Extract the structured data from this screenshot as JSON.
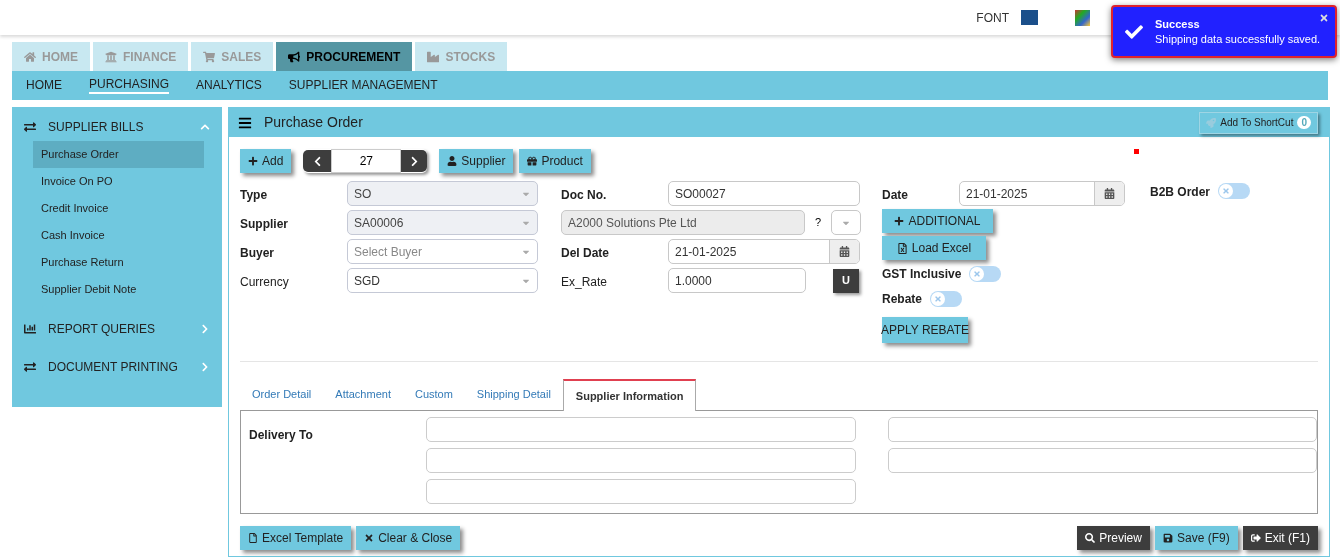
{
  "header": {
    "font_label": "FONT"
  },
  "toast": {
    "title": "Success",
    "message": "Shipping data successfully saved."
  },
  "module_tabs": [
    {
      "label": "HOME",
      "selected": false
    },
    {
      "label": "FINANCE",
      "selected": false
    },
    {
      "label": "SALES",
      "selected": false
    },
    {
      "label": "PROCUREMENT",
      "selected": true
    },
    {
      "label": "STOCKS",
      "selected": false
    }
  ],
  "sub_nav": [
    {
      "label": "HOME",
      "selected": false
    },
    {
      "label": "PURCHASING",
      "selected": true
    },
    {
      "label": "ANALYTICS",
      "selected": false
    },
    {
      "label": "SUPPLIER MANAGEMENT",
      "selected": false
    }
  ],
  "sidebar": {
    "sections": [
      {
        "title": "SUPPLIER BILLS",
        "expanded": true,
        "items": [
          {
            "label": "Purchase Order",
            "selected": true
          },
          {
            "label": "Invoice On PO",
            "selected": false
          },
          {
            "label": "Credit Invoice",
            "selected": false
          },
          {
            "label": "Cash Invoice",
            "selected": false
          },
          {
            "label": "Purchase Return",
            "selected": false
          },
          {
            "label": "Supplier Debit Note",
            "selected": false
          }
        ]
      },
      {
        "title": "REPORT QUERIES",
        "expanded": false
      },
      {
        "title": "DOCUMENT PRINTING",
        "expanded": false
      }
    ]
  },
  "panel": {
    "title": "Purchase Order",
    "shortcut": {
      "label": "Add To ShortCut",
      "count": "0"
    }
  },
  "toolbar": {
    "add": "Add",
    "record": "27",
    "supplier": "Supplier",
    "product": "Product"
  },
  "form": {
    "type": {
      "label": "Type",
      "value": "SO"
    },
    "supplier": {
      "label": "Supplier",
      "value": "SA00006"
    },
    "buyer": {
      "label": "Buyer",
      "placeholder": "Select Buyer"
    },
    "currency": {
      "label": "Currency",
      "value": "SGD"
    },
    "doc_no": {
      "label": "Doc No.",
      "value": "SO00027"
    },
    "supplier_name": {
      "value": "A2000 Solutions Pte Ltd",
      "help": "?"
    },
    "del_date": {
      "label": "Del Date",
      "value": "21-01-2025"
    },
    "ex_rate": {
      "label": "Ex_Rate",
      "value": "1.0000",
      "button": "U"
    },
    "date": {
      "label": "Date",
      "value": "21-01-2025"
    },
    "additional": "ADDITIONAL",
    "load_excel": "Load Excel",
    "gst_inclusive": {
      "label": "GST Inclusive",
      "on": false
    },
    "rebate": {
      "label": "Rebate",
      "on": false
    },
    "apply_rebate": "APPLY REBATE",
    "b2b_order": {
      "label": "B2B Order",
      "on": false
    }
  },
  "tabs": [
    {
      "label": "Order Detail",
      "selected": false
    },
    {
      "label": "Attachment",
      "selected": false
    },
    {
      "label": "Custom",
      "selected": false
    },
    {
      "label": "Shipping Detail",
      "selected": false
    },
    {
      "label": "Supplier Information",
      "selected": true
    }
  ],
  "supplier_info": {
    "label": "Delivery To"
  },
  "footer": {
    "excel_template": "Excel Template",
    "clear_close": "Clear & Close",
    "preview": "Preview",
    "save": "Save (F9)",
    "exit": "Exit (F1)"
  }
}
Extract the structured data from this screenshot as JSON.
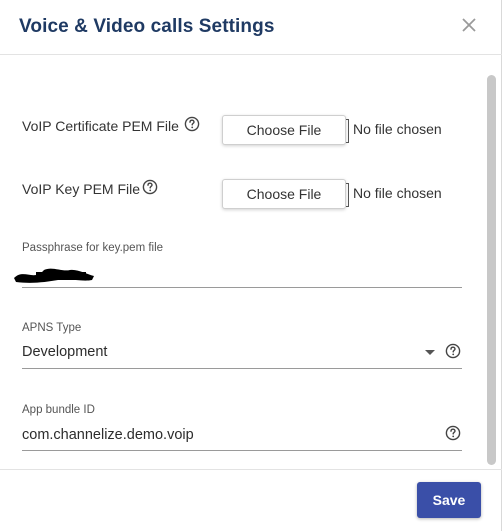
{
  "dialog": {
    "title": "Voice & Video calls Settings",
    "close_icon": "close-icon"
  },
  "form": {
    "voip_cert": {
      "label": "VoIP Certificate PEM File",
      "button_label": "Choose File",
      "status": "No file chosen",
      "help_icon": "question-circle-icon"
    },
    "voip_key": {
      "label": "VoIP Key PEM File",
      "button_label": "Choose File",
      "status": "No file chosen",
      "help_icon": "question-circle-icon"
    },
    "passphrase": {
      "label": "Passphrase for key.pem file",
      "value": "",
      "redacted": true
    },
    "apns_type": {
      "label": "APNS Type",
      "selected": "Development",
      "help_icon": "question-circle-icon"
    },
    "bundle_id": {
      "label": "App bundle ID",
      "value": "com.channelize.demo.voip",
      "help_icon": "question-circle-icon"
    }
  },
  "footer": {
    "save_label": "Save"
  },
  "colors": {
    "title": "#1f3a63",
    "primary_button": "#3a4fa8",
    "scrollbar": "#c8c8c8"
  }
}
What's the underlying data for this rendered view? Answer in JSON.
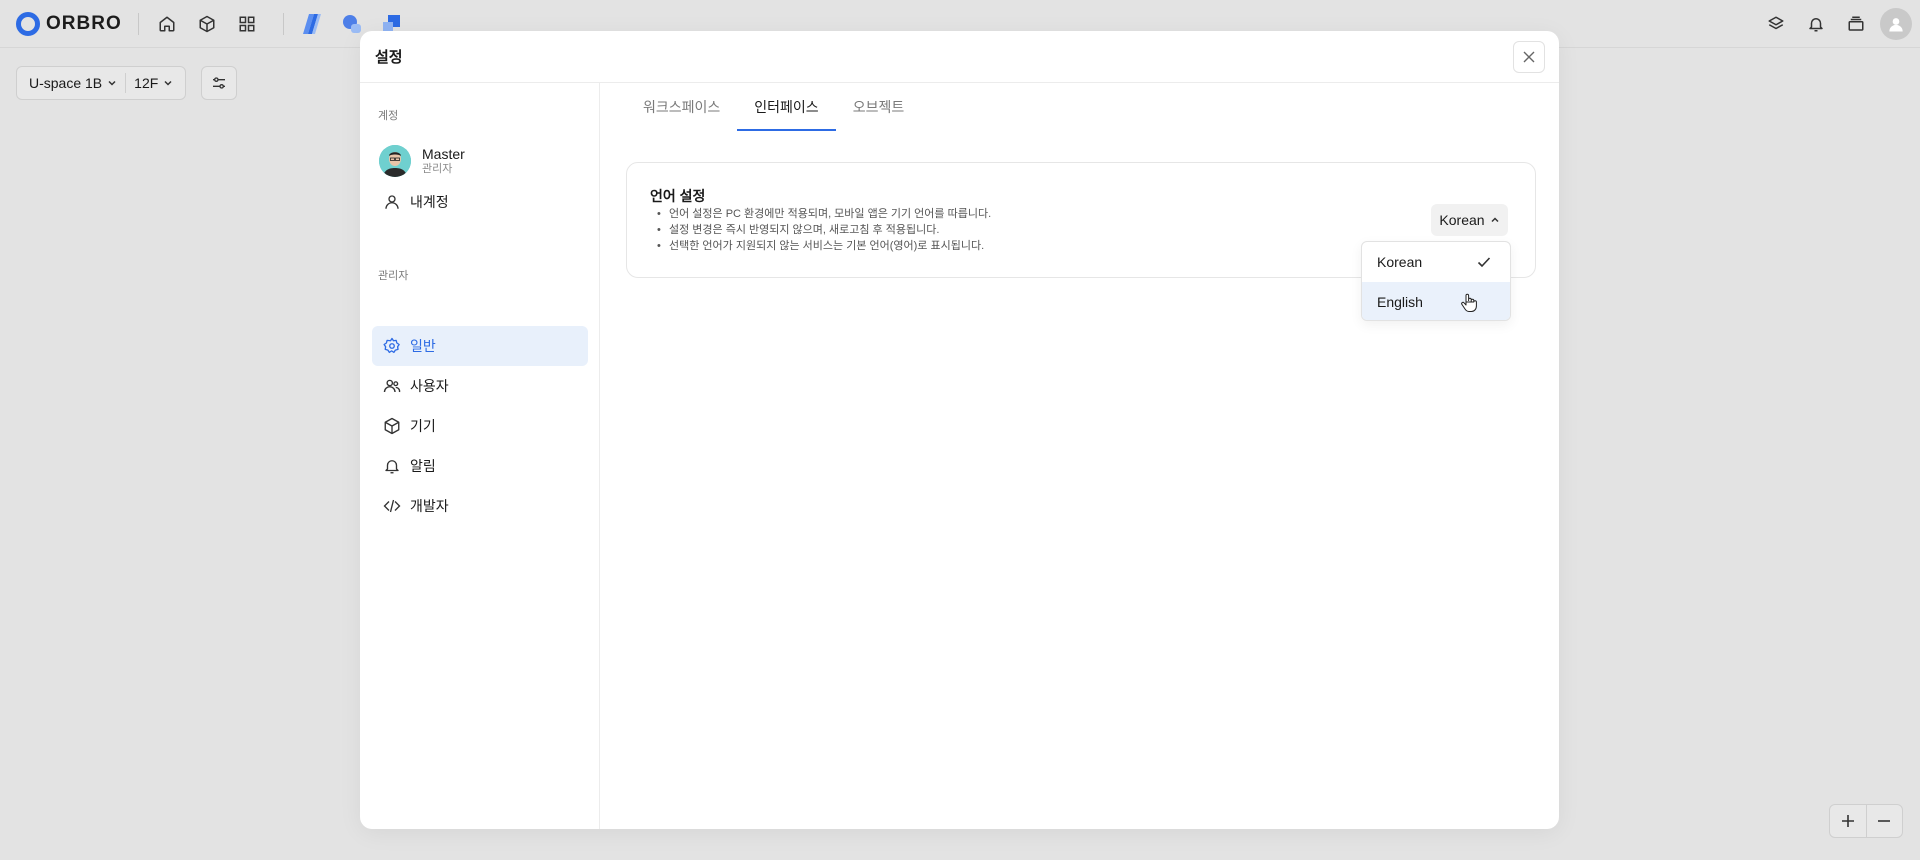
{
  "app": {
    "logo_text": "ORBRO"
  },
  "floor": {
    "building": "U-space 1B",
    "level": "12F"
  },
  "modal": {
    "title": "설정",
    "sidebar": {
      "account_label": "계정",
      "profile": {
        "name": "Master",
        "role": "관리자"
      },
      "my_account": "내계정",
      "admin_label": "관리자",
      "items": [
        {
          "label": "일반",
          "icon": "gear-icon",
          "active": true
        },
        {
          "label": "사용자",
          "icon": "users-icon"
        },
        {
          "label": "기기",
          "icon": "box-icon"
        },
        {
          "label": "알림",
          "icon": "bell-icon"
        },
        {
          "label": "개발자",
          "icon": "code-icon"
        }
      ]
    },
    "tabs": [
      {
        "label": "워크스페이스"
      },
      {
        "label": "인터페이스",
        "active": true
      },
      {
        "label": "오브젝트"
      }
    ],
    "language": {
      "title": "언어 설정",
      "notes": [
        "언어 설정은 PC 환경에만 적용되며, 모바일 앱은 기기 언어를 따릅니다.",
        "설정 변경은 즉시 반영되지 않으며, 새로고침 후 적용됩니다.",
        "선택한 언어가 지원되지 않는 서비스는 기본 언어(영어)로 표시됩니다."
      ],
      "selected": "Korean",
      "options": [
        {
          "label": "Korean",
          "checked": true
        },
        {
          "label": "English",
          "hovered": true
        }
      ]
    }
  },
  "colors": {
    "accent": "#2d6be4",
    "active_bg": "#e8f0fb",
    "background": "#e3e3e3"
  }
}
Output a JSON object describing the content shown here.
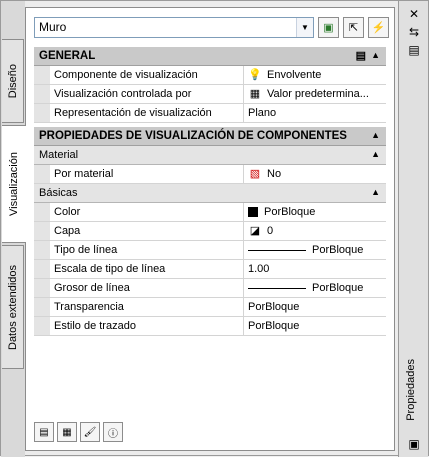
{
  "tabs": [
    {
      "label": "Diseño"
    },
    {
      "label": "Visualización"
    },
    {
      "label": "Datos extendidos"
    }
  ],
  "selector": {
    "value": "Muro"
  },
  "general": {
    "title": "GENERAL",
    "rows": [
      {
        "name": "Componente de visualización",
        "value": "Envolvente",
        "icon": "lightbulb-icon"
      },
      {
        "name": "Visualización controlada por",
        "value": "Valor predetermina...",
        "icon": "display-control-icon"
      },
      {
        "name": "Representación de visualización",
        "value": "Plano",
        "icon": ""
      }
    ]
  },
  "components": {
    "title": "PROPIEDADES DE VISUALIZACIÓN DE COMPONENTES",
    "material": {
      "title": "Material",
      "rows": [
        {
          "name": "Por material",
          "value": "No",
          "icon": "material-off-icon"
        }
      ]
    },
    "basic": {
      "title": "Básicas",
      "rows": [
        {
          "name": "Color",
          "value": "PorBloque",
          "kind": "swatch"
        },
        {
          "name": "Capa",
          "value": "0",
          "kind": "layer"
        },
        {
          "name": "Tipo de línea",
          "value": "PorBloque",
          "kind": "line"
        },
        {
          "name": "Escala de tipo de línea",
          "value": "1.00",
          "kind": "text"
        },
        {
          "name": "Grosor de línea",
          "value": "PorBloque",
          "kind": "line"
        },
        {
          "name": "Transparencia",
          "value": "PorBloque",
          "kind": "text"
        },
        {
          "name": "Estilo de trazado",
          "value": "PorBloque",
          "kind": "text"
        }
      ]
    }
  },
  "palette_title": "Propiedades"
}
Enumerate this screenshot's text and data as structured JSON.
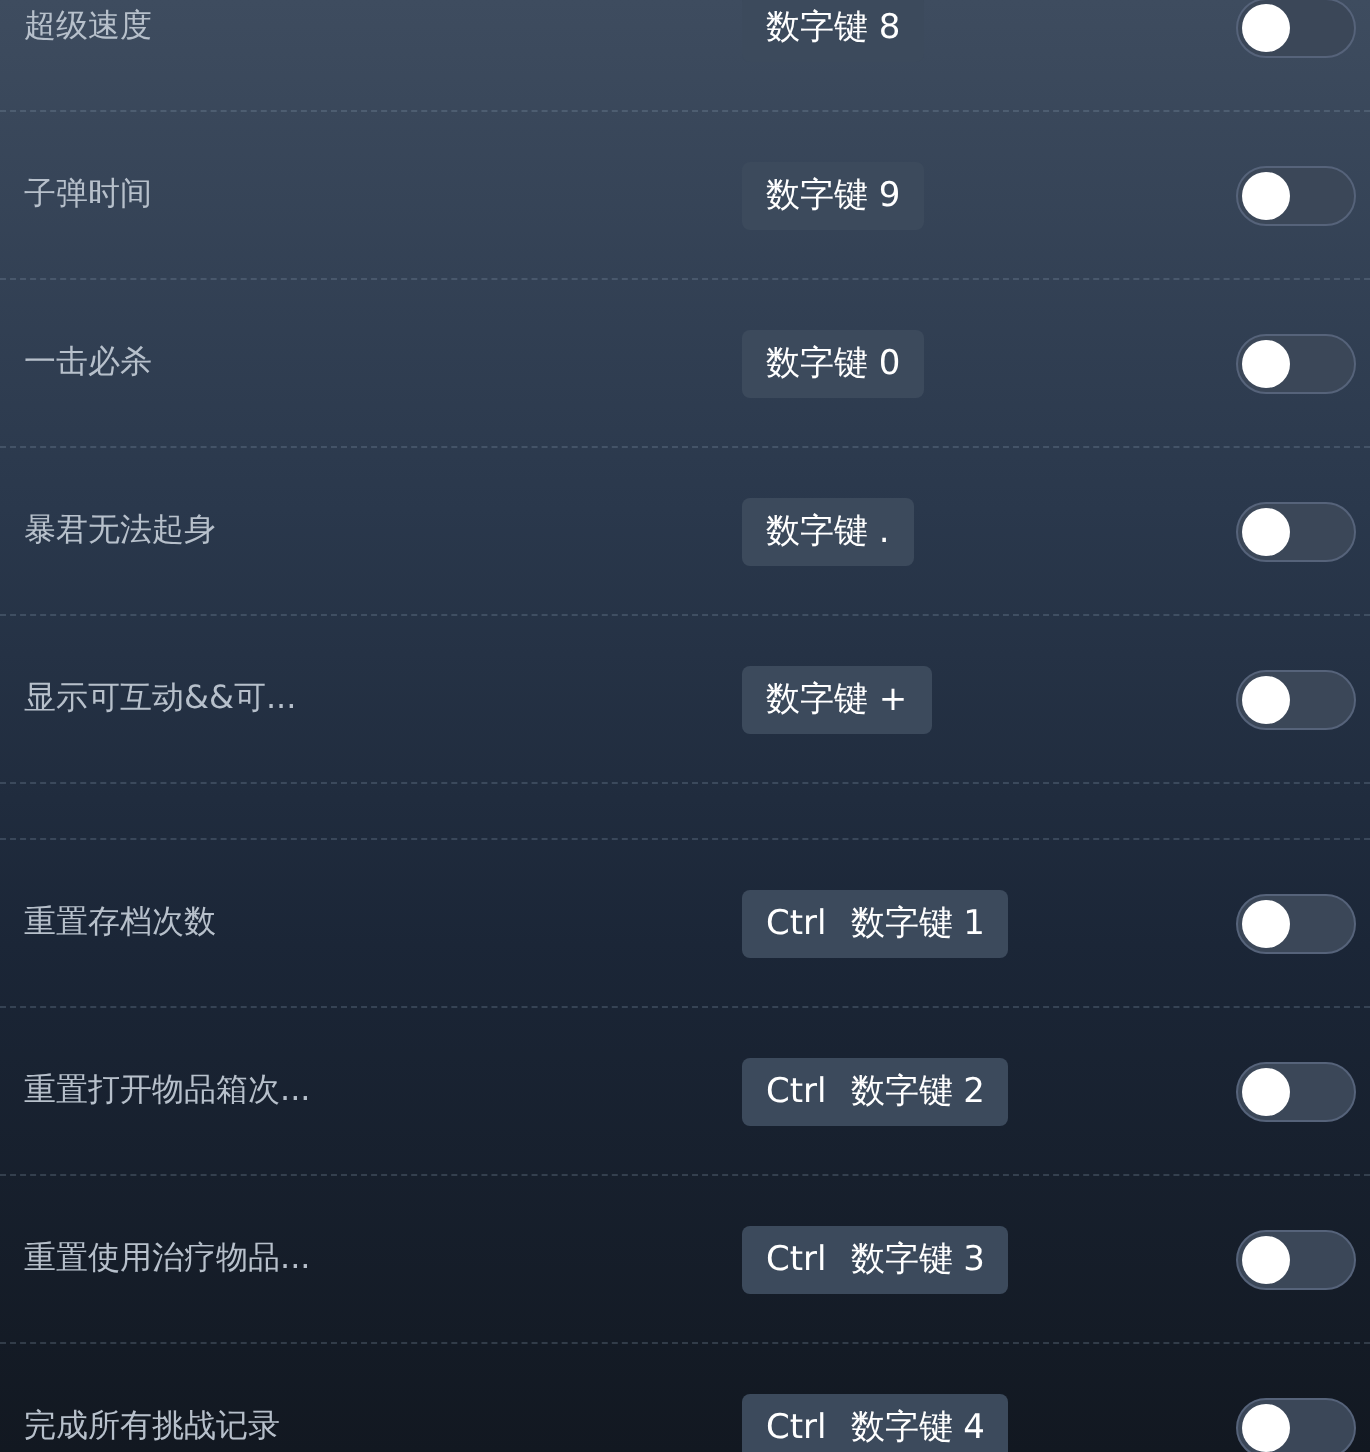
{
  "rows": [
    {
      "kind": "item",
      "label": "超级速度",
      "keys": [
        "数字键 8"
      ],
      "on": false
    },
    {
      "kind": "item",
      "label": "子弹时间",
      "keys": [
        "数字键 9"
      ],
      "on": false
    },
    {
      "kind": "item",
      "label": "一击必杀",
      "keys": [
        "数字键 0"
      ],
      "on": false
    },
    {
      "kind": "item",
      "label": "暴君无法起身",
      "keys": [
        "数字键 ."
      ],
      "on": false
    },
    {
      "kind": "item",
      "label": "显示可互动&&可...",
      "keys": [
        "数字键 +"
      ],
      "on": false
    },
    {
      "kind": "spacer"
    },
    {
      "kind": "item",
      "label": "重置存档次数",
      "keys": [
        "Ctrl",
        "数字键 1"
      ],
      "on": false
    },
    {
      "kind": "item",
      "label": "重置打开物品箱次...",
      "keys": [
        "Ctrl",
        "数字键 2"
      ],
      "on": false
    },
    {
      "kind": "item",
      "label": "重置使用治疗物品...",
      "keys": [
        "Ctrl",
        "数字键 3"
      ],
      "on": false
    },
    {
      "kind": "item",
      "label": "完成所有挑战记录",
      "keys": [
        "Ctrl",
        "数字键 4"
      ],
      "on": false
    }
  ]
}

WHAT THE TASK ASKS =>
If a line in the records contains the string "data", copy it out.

ANSWER SPACE =>
Extract the structured data from this screenshot as JSON.
    "message": "Shipping data successfully saved."
Extract the structured data from this screenshot as JSON.
What's the underlying data for this rendered view? Answer in JSON.
Enumerate this screenshot's text and data as structured JSON.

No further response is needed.